The records below are to be written out exactly, with every picture omitted.

(DATA TO EXAMINE begins)

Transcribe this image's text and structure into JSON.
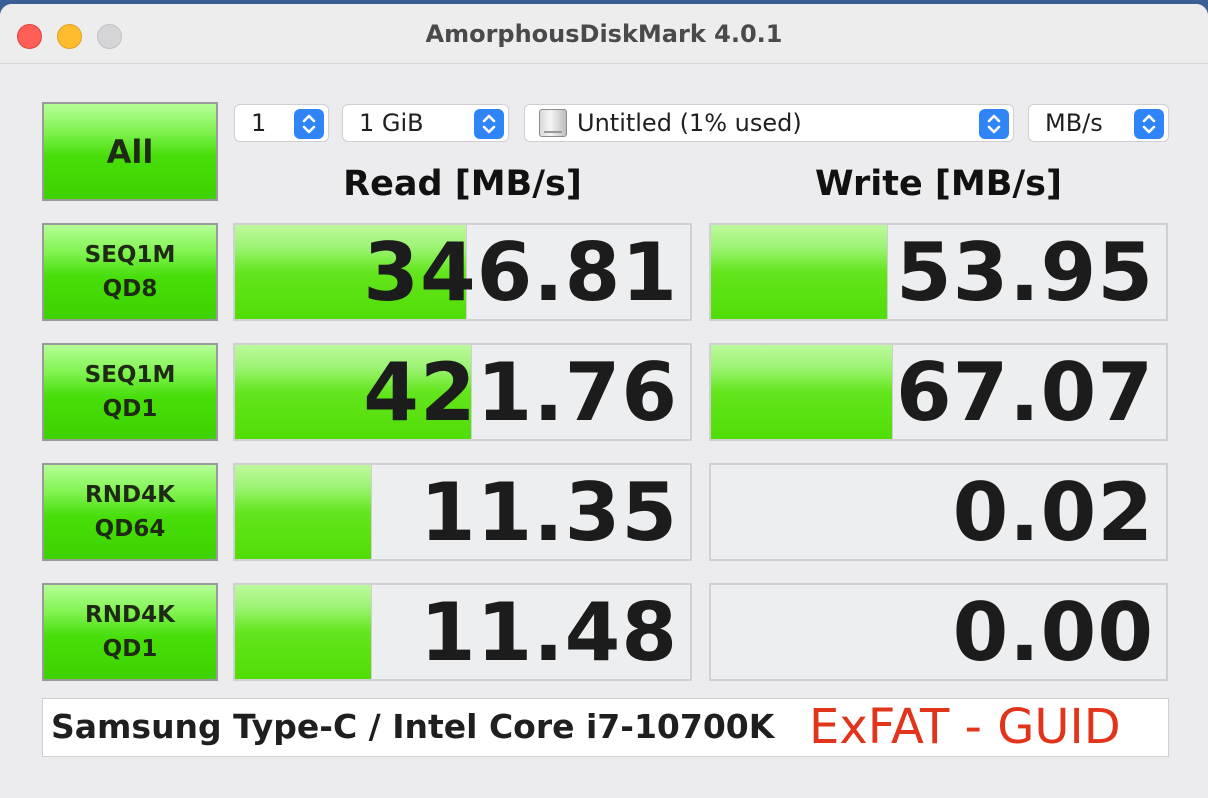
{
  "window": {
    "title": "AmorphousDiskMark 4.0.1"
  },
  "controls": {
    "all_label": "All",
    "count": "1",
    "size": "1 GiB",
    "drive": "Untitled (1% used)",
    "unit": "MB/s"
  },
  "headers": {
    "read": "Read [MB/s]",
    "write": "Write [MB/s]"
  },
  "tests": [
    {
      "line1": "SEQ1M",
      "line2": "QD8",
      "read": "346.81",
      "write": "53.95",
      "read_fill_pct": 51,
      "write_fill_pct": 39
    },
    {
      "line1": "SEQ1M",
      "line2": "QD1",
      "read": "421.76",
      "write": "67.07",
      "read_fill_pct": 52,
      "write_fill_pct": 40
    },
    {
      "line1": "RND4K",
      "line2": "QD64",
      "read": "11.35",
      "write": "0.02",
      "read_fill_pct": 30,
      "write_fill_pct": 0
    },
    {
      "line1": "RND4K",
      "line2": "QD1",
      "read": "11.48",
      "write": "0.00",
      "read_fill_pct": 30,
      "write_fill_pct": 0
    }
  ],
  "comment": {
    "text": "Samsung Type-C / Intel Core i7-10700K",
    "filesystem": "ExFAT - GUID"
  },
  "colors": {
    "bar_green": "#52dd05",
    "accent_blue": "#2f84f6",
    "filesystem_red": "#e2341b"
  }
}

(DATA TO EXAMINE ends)

• [SOLUTION]
Transcribe this image's text and structure into JSON.
{
  "window": {
    "title": "AmorphousDiskMark 4.0.1"
  },
  "controls": {
    "all_label": "All",
    "count": "1",
    "size": "1 GiB",
    "drive": "Untitled (1% used)",
    "unit": "MB/s"
  },
  "headers": {
    "read": "Read [MB/s]",
    "write": "Write [MB/s]"
  },
  "tests": [
    {
      "line1": "SEQ1M",
      "line2": "QD8",
      "read": "346.81",
      "write": "53.95",
      "read_fill_pct": 51,
      "write_fill_pct": 39
    },
    {
      "line1": "SEQ1M",
      "line2": "QD1",
      "read": "421.76",
      "write": "67.07",
      "read_fill_pct": 52,
      "write_fill_pct": 40
    },
    {
      "line1": "RND4K",
      "line2": "QD64",
      "read": "11.35",
      "write": "0.02",
      "read_fill_pct": 30,
      "write_fill_pct": 0
    },
    {
      "line1": "RND4K",
      "line2": "QD1",
      "read": "11.48",
      "write": "0.00",
      "read_fill_pct": 30,
      "write_fill_pct": 0
    }
  ],
  "comment": {
    "text": "Samsung Type-C / Intel Core i7-10700K",
    "filesystem": "ExFAT - GUID"
  },
  "colors": {
    "bar_green": "#52dd05",
    "accent_blue": "#2f84f6",
    "filesystem_red": "#e2341b"
  }
}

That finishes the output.